The question is therefore, why is Amalric treated so lightly. Can it be that Innocent III himself, as a student in Paris, encountered Amalric and judged from personal experiences in Lateran IV? Can it be due to an incredulity as to the seriousness of the Amalrician impact? Or perhaps there is a different reason altogether. This is, sadly, to paraphrase Sir Thomas Browne, a question beyond all conjecture. 

 Cathars expelled from Carcassonne, 1209.

2 kommentarer:

  1. Treated lightly? He was exhumed and his remains removed from consecrated ground - wouldn't that imply expulsion from the Community of Christ, with everything that comes with it? How could they have treated a dead man more harshly?

    Or am I, being the godless ignoramus that I am, simply misinformed on the consequences of that sort of treatment?

    And in light of this, if it is correct, cannot the Lateran IV rhetoric be severe enough?

    If, however, exhumation wasn't that big of a deal, perhaps Amalric was treated with leniency because he didn't go as far as his "followers"? Conjecture, true, but it seems probable enough. (And obvious, so you probably thought of it yourself.)

  2. Exhumation of this kind obviously has severe ramifications, it is true, but what I meant to say is that in his lifetime he was not burned to death or violently persecuted and thus treated far more lightly than what was the case of the Albigensians and similar groups.

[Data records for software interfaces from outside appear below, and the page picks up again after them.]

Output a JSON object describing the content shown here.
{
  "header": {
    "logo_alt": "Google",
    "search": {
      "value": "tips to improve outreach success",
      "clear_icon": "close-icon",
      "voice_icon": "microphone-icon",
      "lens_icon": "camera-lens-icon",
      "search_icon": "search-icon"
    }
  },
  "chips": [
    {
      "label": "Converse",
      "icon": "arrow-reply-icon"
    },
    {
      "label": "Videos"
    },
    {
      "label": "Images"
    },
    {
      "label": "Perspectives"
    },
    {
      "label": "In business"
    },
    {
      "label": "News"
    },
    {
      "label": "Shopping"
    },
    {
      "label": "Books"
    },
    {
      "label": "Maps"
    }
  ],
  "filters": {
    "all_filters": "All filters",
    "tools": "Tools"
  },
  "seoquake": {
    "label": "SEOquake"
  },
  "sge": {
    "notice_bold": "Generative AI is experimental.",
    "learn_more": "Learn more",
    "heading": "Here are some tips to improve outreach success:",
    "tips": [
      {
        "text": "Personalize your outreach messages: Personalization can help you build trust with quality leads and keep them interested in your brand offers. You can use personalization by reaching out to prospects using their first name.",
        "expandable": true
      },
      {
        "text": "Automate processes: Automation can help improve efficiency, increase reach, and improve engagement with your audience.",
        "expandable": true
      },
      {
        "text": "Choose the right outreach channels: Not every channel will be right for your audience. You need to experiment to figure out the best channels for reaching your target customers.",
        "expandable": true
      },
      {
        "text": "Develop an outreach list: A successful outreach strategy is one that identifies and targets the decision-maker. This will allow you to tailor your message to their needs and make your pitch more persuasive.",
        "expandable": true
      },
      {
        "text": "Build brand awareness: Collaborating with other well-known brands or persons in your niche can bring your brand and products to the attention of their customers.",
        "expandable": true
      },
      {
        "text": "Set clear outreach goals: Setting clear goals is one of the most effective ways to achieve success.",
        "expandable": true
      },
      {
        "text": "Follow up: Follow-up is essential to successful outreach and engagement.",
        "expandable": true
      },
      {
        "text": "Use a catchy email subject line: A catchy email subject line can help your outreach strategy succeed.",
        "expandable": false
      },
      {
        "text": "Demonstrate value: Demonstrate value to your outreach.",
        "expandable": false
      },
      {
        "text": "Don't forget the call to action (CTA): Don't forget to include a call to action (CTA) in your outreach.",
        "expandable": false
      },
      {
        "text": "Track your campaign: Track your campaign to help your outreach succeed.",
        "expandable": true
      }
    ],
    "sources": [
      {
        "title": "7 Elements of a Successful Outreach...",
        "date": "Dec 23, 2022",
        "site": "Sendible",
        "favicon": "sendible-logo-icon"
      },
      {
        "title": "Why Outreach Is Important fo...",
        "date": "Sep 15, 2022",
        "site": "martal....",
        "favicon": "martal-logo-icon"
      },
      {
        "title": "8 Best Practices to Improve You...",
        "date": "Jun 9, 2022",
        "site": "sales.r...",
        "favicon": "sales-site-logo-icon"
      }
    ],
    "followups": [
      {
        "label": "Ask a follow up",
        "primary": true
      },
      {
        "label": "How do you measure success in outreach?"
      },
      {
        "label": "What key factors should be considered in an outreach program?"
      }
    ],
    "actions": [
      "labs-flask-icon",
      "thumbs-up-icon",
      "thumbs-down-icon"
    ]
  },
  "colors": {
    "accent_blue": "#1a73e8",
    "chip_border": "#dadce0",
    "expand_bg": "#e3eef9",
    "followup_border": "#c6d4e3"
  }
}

I'm not sure as to how severe the exhumation really was and how it would effect his afterlife, but it is of course highly probably he was exhumed either in order to not be able to enter into Heaven, or not being able to be resurrected at the Day of Judgement.

    However, I'm not sure any of this would make the words of Lateran IV more severe, as he is written off as a madman and perhaps by implication not entirely responsible for his own action. But again, to paraphrase you, this is conjecture.

    As for your last paragraph I strongly concur and I find the point of his - to my knowledge - peaceful death to be a strong suggestion of the difference between Amalric and Amalricians. As is the case with Marx and many other thinkers throughout history, his shadow extends further than himself.